Reno Open Back

Shane Van Boening will be one of the players competing
Reno Open Back

The Reno Open, # 45, returns to Reno tomorrow, Dec. 4th. With $26, 500 in added prize money, pros like Johnny Archer and Shane Van Boening will shoot it out for a top prize of $15,000 at The Sands Regency Casino.

The popular USPPA Pro Am winds up today with the final four wrestling for the lion's share of the $21,600 in total prize money. The prize fund includes $12,000 added by the Sands.

Sponsors of the event include Jacoby Cues, Tonkin Cues, and Simonis Cloth. Based on the USPPA Handicapping System, 158 players who qualified thru out the year shot it out for the total purse starting last Friday. The popular Early Bird Tournament kicked the schedule of events off with 126 players and $3700 plus in prize money locked in the room until Marshall Anonby out of House of Billiards in Sherman Oaks came out with the top prize over $1100.
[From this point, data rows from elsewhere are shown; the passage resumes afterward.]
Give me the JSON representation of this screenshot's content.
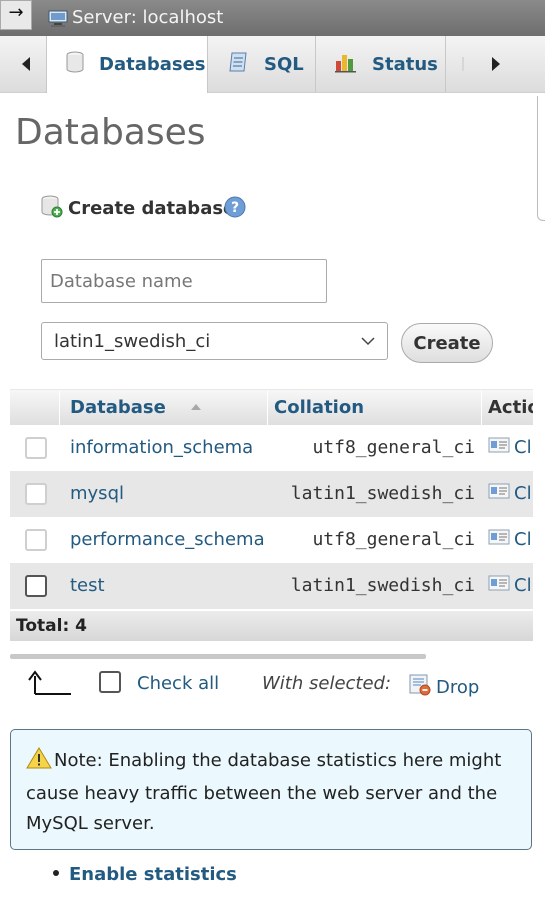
{
  "header": {
    "collapse_glyph": "→",
    "breadcrumb": "Server: localhost"
  },
  "tabs": [
    {
      "label": "Databases",
      "icon": "database-icon",
      "active": true
    },
    {
      "label": "SQL",
      "icon": "sql-icon",
      "active": false
    },
    {
      "label": "Status",
      "icon": "status-chart-icon",
      "active": false
    }
  ],
  "page": {
    "title": "Databases"
  },
  "create_database": {
    "heading": "Create database",
    "name_placeholder": "Database name",
    "name_value": "",
    "collation_selected": "latin1_swedish_ci",
    "create_button": "Create"
  },
  "table": {
    "headers": {
      "database": "Database",
      "collation": "Collation",
      "action": "Actio"
    },
    "sort_indicator": "ascending",
    "rows": [
      {
        "name": "information_schema",
        "collation": "utf8_general_ci",
        "action": "Cl"
      },
      {
        "name": "mysql",
        "collation": "latin1_swedish_ci",
        "action": "Cl"
      },
      {
        "name": "performance_schema",
        "collation": "utf8_general_ci",
        "action": "Cl"
      },
      {
        "name": "test",
        "collation": "latin1_swedish_ci",
        "action": "Cl"
      }
    ],
    "total": "Total: 4"
  },
  "bulk": {
    "check_all": "Check all",
    "with_selected": "With selected:",
    "drop": "Drop"
  },
  "notice": {
    "text": "Note: Enabling the database statistics here might cause heavy traffic between the web server and the MySQL server."
  },
  "links": {
    "enable_statistics": "Enable statistics"
  },
  "colors": {
    "link": "#235a81",
    "notice_bg": "#ebf8fd",
    "row_alt": "#e7e7e7"
  }
}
Total results for both preliminary events will be posted later this week.

The Reno Open, USPPA Pro Am and Early Bird Tournament are United States Pool Players Association Events. The USPPA has no involvement or connection with The U.S. Bar Table Event held in March at the same venue.

There is no required hotel stay to participate in any of the USPPA Events. Furthermore, there is no hotel stay or booking restrictions for players competing in the events in order to share in any of the added money, over $39,000 this year for all three events.

The USPPA expressly prohibits events that require hotel stays or represents money generated by room rebates as “added money”. For those unaware of this practice, a room rebate is a margin generated on every hotel room negotiated by promoters who bring conventions or major events to hotels or convention space. While this is certainly an accepted practice in the hospitality industry, The USPPA feels it is inappropriate to refer to money generated this way as added prize money and does not endorse, sanction or recommend that players attend any events that engage in this practice.

The United States Pool Players Association was founded in the San Francisco Bay Area in 1969, by Gene Stary, and should not be confused with the UPA or any other association with a similar acronym.